Our local public radio station is at the end of the second week of it's quarterly fund-drive and with the extra week the donations are still more than $80,000 short. I gave up quite a while ago on the station because it doesn't serve us at all well. The only brief encounters I have are the clock-radio in the morning where I haven't setup a good podcast alternative yet. Apparently KNPR is aware that we listeners will turn to podcasting but there still seems to be a disconnect when it comes to how poor their services are for listeners in Southern Nevada. With that in mind here are some suggestions that might bring listeners back and get our donations to flow to them instead of the stations producing great programming:

  • Reduce State of Nevada to a half-hour show. Many stations we heard on our recent trip many great local interest shows. None of them were two hours long and none were aired twice a day.
  • Get a new host for State of Nevada. To be a good local interest show it is necessary to have someone with good interviewing skills. When I've endured the show the multiple questions barrages that allow the person being interviewed to cherry-pick which questions to answer are ineffective. A little research goes a long way too. The times where the host has missed the big question because the background was lacking are appalling.
  • Take a look at the schedule from a listener's perspective. There are a lot of good shows on KNPR that are produced elsewhere but listeners are subjected to four hours a day of State of Nevada and must go to podcasts and elsewhere to get the shows they'd like to hear at reasonable times. Of course once they go to get the podcasts they realize just what they've been missing and don't come back.
  • Get a real traffic reporter. Or at the least change services. KNPR's traffic reports (and the other stations that use the same service) are horrible. Anybody wanting good traffic information is forced to switch stations to get it
  • When a tornado warning is posted in your listening area by the National Weather Service then it should be broadcast. Now that listeners in the rural areas know you'll skip them we need to turn to stations that will air them instead.
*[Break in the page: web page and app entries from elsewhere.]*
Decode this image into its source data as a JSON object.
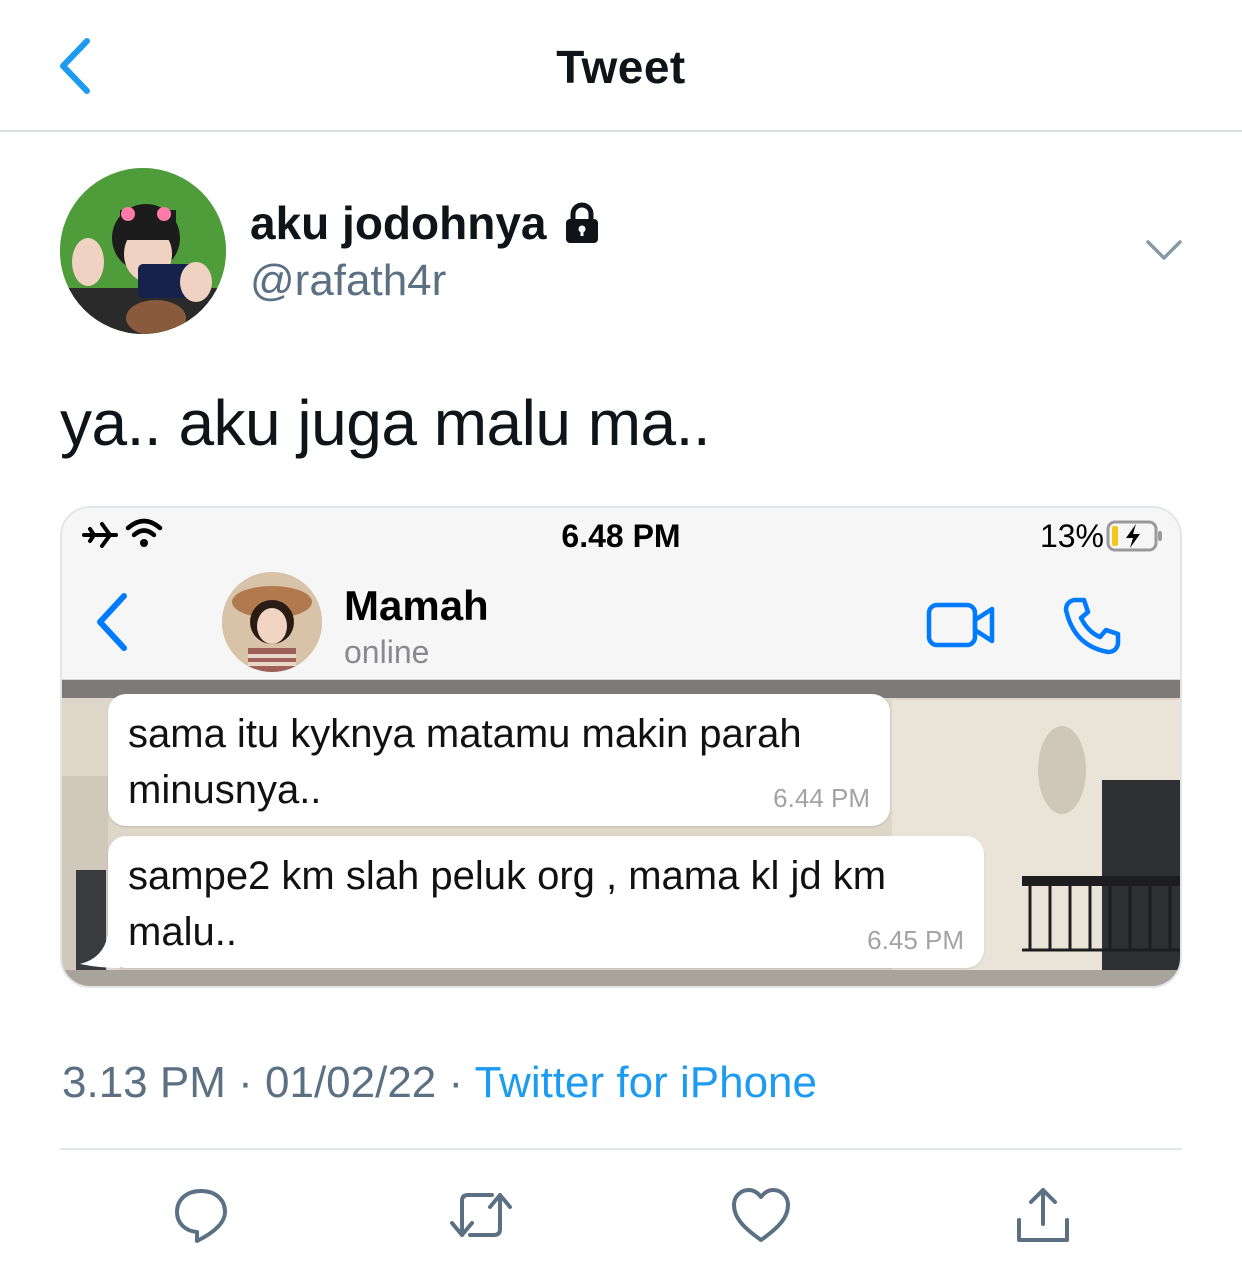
{
  "nav": {
    "title": "Tweet"
  },
  "author": {
    "display_name": "aku jodohnya",
    "handle": "@rafath4r",
    "protected": true
  },
  "tweet": {
    "text": "ya.. aku juga malu ma.."
  },
  "screenshot": {
    "status_bar": {
      "time": "6.48 PM",
      "battery": "13%"
    },
    "chat_header": {
      "contact_name": "Mamah",
      "contact_status": "online"
    },
    "messages": [
      {
        "text_line1": "sama itu kyknya matamu makin parah",
        "text_line2": "minusnya..",
        "time": "6.44 PM"
      },
      {
        "text_line1": "sampe2 km slah peluk org , mama kl jd km",
        "text_line2": "malu..",
        "time": "6.45 PM"
      }
    ]
  },
  "meta": {
    "time": "3.13 PM",
    "separator": "·",
    "date": "01/02/22",
    "source": "Twitter for iPhone"
  },
  "colors": {
    "accent": "#1d9bf0",
    "secondary_text": "#5b7083",
    "icon_gray": "#5b7083",
    "whatsapp_blue": "#007aff"
  },
  "actions": [
    "reply-icon",
    "retweet-icon",
    "like-icon",
    "share-icon"
  ]
}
  • Have competent engineers running the station. Repeatedly the errors of running music and intros on top of the program make shows unlistenable. It would be one thing if this happened once. When it happens week after week and the excuses are weak it just makes one turn to podcasts which the producers don't seem to screw up nearly so frequently.

So those are a few ideas which will likely fall on deaf ears. This is, after all, a station that seems more interested in being "on the edge" than being good. Who, after-all asked for our NPR station to send us a glossy magazine? Maybe the mnagement should download the Living on Earth podcast and learn about the waste they are creating.